:: SUPPLIED INFORMATION ::
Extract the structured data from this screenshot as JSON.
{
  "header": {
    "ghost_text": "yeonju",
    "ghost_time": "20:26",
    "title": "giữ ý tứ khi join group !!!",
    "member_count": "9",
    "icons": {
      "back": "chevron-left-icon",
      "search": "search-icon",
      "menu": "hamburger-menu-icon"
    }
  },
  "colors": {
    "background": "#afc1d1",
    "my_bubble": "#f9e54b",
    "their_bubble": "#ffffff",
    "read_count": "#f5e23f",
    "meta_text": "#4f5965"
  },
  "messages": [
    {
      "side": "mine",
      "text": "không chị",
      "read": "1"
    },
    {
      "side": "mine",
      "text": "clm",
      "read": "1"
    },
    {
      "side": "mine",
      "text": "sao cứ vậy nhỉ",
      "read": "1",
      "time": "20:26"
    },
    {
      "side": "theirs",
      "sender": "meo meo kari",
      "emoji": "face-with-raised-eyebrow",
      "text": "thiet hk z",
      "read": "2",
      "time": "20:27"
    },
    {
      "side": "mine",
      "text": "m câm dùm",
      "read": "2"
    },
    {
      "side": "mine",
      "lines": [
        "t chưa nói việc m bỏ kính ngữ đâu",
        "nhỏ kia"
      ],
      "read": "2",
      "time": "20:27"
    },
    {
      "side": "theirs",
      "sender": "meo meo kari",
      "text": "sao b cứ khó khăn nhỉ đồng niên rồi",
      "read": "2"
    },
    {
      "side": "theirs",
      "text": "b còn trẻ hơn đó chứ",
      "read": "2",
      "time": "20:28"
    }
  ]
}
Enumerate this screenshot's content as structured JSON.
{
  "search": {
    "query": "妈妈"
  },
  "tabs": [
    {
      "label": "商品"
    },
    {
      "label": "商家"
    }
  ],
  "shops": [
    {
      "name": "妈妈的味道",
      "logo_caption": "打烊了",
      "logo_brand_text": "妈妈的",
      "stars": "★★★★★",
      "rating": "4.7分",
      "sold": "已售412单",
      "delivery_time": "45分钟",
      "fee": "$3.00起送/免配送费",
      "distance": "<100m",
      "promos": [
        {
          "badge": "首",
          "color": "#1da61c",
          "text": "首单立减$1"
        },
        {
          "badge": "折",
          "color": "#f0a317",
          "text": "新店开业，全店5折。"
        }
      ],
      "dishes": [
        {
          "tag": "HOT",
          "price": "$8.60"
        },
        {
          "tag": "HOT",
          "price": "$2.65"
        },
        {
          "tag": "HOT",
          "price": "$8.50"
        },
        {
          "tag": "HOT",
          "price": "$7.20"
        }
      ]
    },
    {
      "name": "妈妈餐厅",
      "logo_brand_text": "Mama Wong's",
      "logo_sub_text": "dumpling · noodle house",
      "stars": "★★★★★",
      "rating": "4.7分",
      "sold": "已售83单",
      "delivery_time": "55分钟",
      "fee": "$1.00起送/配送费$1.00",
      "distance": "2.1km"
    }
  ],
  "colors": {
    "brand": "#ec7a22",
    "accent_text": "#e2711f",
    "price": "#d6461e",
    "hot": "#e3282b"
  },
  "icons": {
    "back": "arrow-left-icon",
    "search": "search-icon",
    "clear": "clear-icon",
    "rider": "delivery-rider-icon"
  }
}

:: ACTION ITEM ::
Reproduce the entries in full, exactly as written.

:: YOUR RESPONSE ::
Extract the structured data from this screenshot as JSON.
{
  "header": {
    "ghost_text": "yeonju",
    "ghost_time": "20:26",
    "title": "giữ ý tứ khi join group !!!",
    "member_count": "9",
    "icons": {
      "back": "chevron-left-icon",
      "search": "search-icon",
      "menu": "hamburger-menu-icon"
    }
  },
  "colors": {
    "background": "#afc1d1",
    "my_bubble": "#f9e54b",
    "their_bubble": "#ffffff",
    "read_count": "#f5e23f",
    "meta_text": "#4f5965"
  },
  "messages": [
    {
      "side": "mine",
      "text": "không chị",
      "read": "1"
    },
    {
      "side": "mine",
      "text": "clm",
      "read": "1"
    },
    {
      "side": "mine",
      "text": "sao cứ vậy nhỉ",
      "read": "1",
      "time": "20:26"
    },
    {
      "side": "theirs",
      "sender": "meo meo kari",
      "emoji": "face-with-raised-eyebrow",
      "text": "thiet hk z",
      "read": "2",
      "time": "20:27"
    },
    {
      "side": "mine",
      "text": "m câm dùm",
      "read": "2"
    },
    {
      "side": "mine",
      "lines": [
        "t chưa nói việc m bỏ kính ngữ đâu",
        "nhỏ kia"
      ],
      "read": "2",
      "time": "20:27"
    },
    {
      "side": "theirs",
      "sender": "meo meo kari",
      "text": "sao b cứ khó khăn nhỉ đồng niên rồi",
      "read": "2"
    },
    {
      "side": "theirs",
      "text": "b còn trẻ hơn đó chứ",
      "read": "2",
      "time": "20:28"
    }
  ]
}
Enumerate this screenshot's content as structured JSON.
{
  "search": {
    "query": "妈妈"
  },
  "tabs": [
    {
      "label": "商品"
    },
    {
      "label": "商家"
    }
  ],
  "shops": [
    {
      "name": "妈妈的味道",
      "logo_caption": "打烊了",
      "logo_brand_text": "妈妈的",
      "stars": "★★★★★",
      "rating": "4.7分",
      "sold": "已售412单",
      "delivery_time": "45分钟",
      "fee": "$3.00起送/免配送费",
      "distance": "<100m",
      "promos": [
        {
          "badge": "首",
          "color": "#1da61c",
          "text": "首单立减$1"
        },
        {
          "badge": "折",
          "color": "#f0a317",
          "text": "新店开业，全店5折。"
        }
      ],
      "dishes": [
        {
          "tag": "HOT",
          "price": "$8.60"
        },
        {
          "tag": "HOT",
          "price": "$2.65"
        },
        {
          "tag": "HOT",
          "price": "$8.50"
        },
        {
          "tag": "HOT",
          "price": "$7.20"
        }
      ]
    },
    {
      "name": "妈妈餐厅",
      "logo_brand_text": "Mama Wong's",
      "logo_sub_text": "dumpling · noodle house",
      "stars": "★★★★★",
      "rating": "4.7分",
      "sold": "已售83单",
      "delivery_time": "55分钟",
      "fee": "$1.00起送/配送费$1.00",
      "distance": "2.1km"
    }
  ],
  "colors": {
    "brand": "#ec7a22",
    "accent_text": "#e2711f",
    "price": "#d6461e",
    "hot": "#e3282b"
  },
  "icons": {
    "back": "arrow-left-icon",
    "search": "search-icon",
    "clear": "clear-icon",
    "rider": "delivery-rider-icon"
  }
}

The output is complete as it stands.